Task data:
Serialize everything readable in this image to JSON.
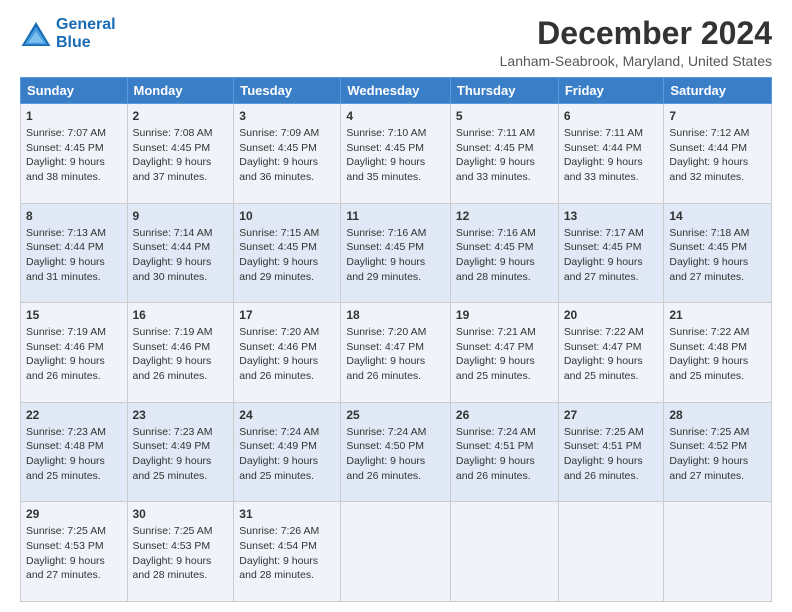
{
  "logo": {
    "line1": "General",
    "line2": "Blue"
  },
  "title": "December 2024",
  "subtitle": "Lanham-Seabrook, Maryland, United States",
  "days_of_week": [
    "Sunday",
    "Monday",
    "Tuesday",
    "Wednesday",
    "Thursday",
    "Friday",
    "Saturday"
  ],
  "weeks": [
    [
      {
        "day": "1",
        "sunrise": "7:07 AM",
        "sunset": "4:45 PM",
        "daylight": "9 hours and 38 minutes."
      },
      {
        "day": "2",
        "sunrise": "7:08 AM",
        "sunset": "4:45 PM",
        "daylight": "9 hours and 37 minutes."
      },
      {
        "day": "3",
        "sunrise": "7:09 AM",
        "sunset": "4:45 PM",
        "daylight": "9 hours and 36 minutes."
      },
      {
        "day": "4",
        "sunrise": "7:10 AM",
        "sunset": "4:45 PM",
        "daylight": "9 hours and 35 minutes."
      },
      {
        "day": "5",
        "sunrise": "7:11 AM",
        "sunset": "4:45 PM",
        "daylight": "9 hours and 33 minutes."
      },
      {
        "day": "6",
        "sunrise": "7:11 AM",
        "sunset": "4:44 PM",
        "daylight": "9 hours and 33 minutes."
      },
      {
        "day": "7",
        "sunrise": "7:12 AM",
        "sunset": "4:44 PM",
        "daylight": "9 hours and 32 minutes."
      }
    ],
    [
      {
        "day": "8",
        "sunrise": "7:13 AM",
        "sunset": "4:44 PM",
        "daylight": "9 hours and 31 minutes."
      },
      {
        "day": "9",
        "sunrise": "7:14 AM",
        "sunset": "4:44 PM",
        "daylight": "9 hours and 30 minutes."
      },
      {
        "day": "10",
        "sunrise": "7:15 AM",
        "sunset": "4:45 PM",
        "daylight": "9 hours and 29 minutes."
      },
      {
        "day": "11",
        "sunrise": "7:16 AM",
        "sunset": "4:45 PM",
        "daylight": "9 hours and 29 minutes."
      },
      {
        "day": "12",
        "sunrise": "7:16 AM",
        "sunset": "4:45 PM",
        "daylight": "9 hours and 28 minutes."
      },
      {
        "day": "13",
        "sunrise": "7:17 AM",
        "sunset": "4:45 PM",
        "daylight": "9 hours and 27 minutes."
      },
      {
        "day": "14",
        "sunrise": "7:18 AM",
        "sunset": "4:45 PM",
        "daylight": "9 hours and 27 minutes."
      }
    ],
    [
      {
        "day": "15",
        "sunrise": "7:19 AM",
        "sunset": "4:46 PM",
        "daylight": "9 hours and 26 minutes."
      },
      {
        "day": "16",
        "sunrise": "7:19 AM",
        "sunset": "4:46 PM",
        "daylight": "9 hours and 26 minutes."
      },
      {
        "day": "17",
        "sunrise": "7:20 AM",
        "sunset": "4:46 PM",
        "daylight": "9 hours and 26 minutes."
      },
      {
        "day": "18",
        "sunrise": "7:20 AM",
        "sunset": "4:47 PM",
        "daylight": "9 hours and 26 minutes."
      },
      {
        "day": "19",
        "sunrise": "7:21 AM",
        "sunset": "4:47 PM",
        "daylight": "9 hours and 25 minutes."
      },
      {
        "day": "20",
        "sunrise": "7:22 AM",
        "sunset": "4:47 PM",
        "daylight": "9 hours and 25 minutes."
      },
      {
        "day": "21",
        "sunrise": "7:22 AM",
        "sunset": "4:48 PM",
        "daylight": "9 hours and 25 minutes."
      }
    ],
    [
      {
        "day": "22",
        "sunrise": "7:23 AM",
        "sunset": "4:48 PM",
        "daylight": "9 hours and 25 minutes."
      },
      {
        "day": "23",
        "sunrise": "7:23 AM",
        "sunset": "4:49 PM",
        "daylight": "9 hours and 25 minutes."
      },
      {
        "day": "24",
        "sunrise": "7:24 AM",
        "sunset": "4:49 PM",
        "daylight": "9 hours and 25 minutes."
      },
      {
        "day": "25",
        "sunrise": "7:24 AM",
        "sunset": "4:50 PM",
        "daylight": "9 hours and 26 minutes."
      },
      {
        "day": "26",
        "sunrise": "7:24 AM",
        "sunset": "4:51 PM",
        "daylight": "9 hours and 26 minutes."
      },
      {
        "day": "27",
        "sunrise": "7:25 AM",
        "sunset": "4:51 PM",
        "daylight": "9 hours and 26 minutes."
      },
      {
        "day": "28",
        "sunrise": "7:25 AM",
        "sunset": "4:52 PM",
        "daylight": "9 hours and 27 minutes."
      }
    ],
    [
      {
        "day": "29",
        "sunrise": "7:25 AM",
        "sunset": "4:53 PM",
        "daylight": "9 hours and 27 minutes."
      },
      {
        "day": "30",
        "sunrise": "7:25 AM",
        "sunset": "4:53 PM",
        "daylight": "9 hours and 28 minutes."
      },
      {
        "day": "31",
        "sunrise": "7:26 AM",
        "sunset": "4:54 PM",
        "daylight": "9 hours and 28 minutes."
      },
      null,
      null,
      null,
      null
    ]
  ],
  "labels": {
    "sunrise": "Sunrise:",
    "sunset": "Sunset:",
    "daylight": "Daylight:"
  }
}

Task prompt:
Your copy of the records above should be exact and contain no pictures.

Response area:
Serialize everything readable in this image to JSON.
{
  "logo": {
    "line1": "General",
    "line2": "Blue"
  },
  "title": "December 2024",
  "subtitle": "Lanham-Seabrook, Maryland, United States",
  "days_of_week": [
    "Sunday",
    "Monday",
    "Tuesday",
    "Wednesday",
    "Thursday",
    "Friday",
    "Saturday"
  ],
  "weeks": [
    [
      {
        "day": "1",
        "sunrise": "7:07 AM",
        "sunset": "4:45 PM",
        "daylight": "9 hours and 38 minutes."
      },
      {
        "day": "2",
        "sunrise": "7:08 AM",
        "sunset": "4:45 PM",
        "daylight": "9 hours and 37 minutes."
      },
      {
        "day": "3",
        "sunrise": "7:09 AM",
        "sunset": "4:45 PM",
        "daylight": "9 hours and 36 minutes."
      },
      {
        "day": "4",
        "sunrise": "7:10 AM",
        "sunset": "4:45 PM",
        "daylight": "9 hours and 35 minutes."
      },
      {
        "day": "5",
        "sunrise": "7:11 AM",
        "sunset": "4:45 PM",
        "daylight": "9 hours and 33 minutes."
      },
      {
        "day": "6",
        "sunrise": "7:11 AM",
        "sunset": "4:44 PM",
        "daylight": "9 hours and 33 minutes."
      },
      {
        "day": "7",
        "sunrise": "7:12 AM",
        "sunset": "4:44 PM",
        "daylight": "9 hours and 32 minutes."
      }
    ],
    [
      {
        "day": "8",
        "sunrise": "7:13 AM",
        "sunset": "4:44 PM",
        "daylight": "9 hours and 31 minutes."
      },
      {
        "day": "9",
        "sunrise": "7:14 AM",
        "sunset": "4:44 PM",
        "daylight": "9 hours and 30 minutes."
      },
      {
        "day": "10",
        "sunrise": "7:15 AM",
        "sunset": "4:45 PM",
        "daylight": "9 hours and 29 minutes."
      },
      {
        "day": "11",
        "sunrise": "7:16 AM",
        "sunset": "4:45 PM",
        "daylight": "9 hours and 29 minutes."
      },
      {
        "day": "12",
        "sunrise": "7:16 AM",
        "sunset": "4:45 PM",
        "daylight": "9 hours and 28 minutes."
      },
      {
        "day": "13",
        "sunrise": "7:17 AM",
        "sunset": "4:45 PM",
        "daylight": "9 hours and 27 minutes."
      },
      {
        "day": "14",
        "sunrise": "7:18 AM",
        "sunset": "4:45 PM",
        "daylight": "9 hours and 27 minutes."
      }
    ],
    [
      {
        "day": "15",
        "sunrise": "7:19 AM",
        "sunset": "4:46 PM",
        "daylight": "9 hours and 26 minutes."
      },
      {
        "day": "16",
        "sunrise": "7:19 AM",
        "sunset": "4:46 PM",
        "daylight": "9 hours and 26 minutes."
      },
      {
        "day": "17",
        "sunrise": "7:20 AM",
        "sunset": "4:46 PM",
        "daylight": "9 hours and 26 minutes."
      },
      {
        "day": "18",
        "sunrise": "7:20 AM",
        "sunset": "4:47 PM",
        "daylight": "9 hours and 26 minutes."
      },
      {
        "day": "19",
        "sunrise": "7:21 AM",
        "sunset": "4:47 PM",
        "daylight": "9 hours and 25 minutes."
      },
      {
        "day": "20",
        "sunrise": "7:22 AM",
        "sunset": "4:47 PM",
        "daylight": "9 hours and 25 minutes."
      },
      {
        "day": "21",
        "sunrise": "7:22 AM",
        "sunset": "4:48 PM",
        "daylight": "9 hours and 25 minutes."
      }
    ],
    [
      {
        "day": "22",
        "sunrise": "7:23 AM",
        "sunset": "4:48 PM",
        "daylight": "9 hours and 25 minutes."
      },
      {
        "day": "23",
        "sunrise": "7:23 AM",
        "sunset": "4:49 PM",
        "daylight": "9 hours and 25 minutes."
      },
      {
        "day": "24",
        "sunrise": "7:24 AM",
        "sunset": "4:49 PM",
        "daylight": "9 hours and 25 minutes."
      },
      {
        "day": "25",
        "sunrise": "7:24 AM",
        "sunset": "4:50 PM",
        "daylight": "9 hours and 26 minutes."
      },
      {
        "day": "26",
        "sunrise": "7:24 AM",
        "sunset": "4:51 PM",
        "daylight": "9 hours and 26 minutes."
      },
      {
        "day": "27",
        "sunrise": "7:25 AM",
        "sunset": "4:51 PM",
        "daylight": "9 hours and 26 minutes."
      },
      {
        "day": "28",
        "sunrise": "7:25 AM",
        "sunset": "4:52 PM",
        "daylight": "9 hours and 27 minutes."
      }
    ],
    [
      {
        "day": "29",
        "sunrise": "7:25 AM",
        "sunset": "4:53 PM",
        "daylight": "9 hours and 27 minutes."
      },
      {
        "day": "30",
        "sunrise": "7:25 AM",
        "sunset": "4:53 PM",
        "daylight": "9 hours and 28 minutes."
      },
      {
        "day": "31",
        "sunrise": "7:26 AM",
        "sunset": "4:54 PM",
        "daylight": "9 hours and 28 minutes."
      },
      null,
      null,
      null,
      null
    ]
  ],
  "labels": {
    "sunrise": "Sunrise:",
    "sunset": "Sunset:",
    "daylight": "Daylight:"
  }
}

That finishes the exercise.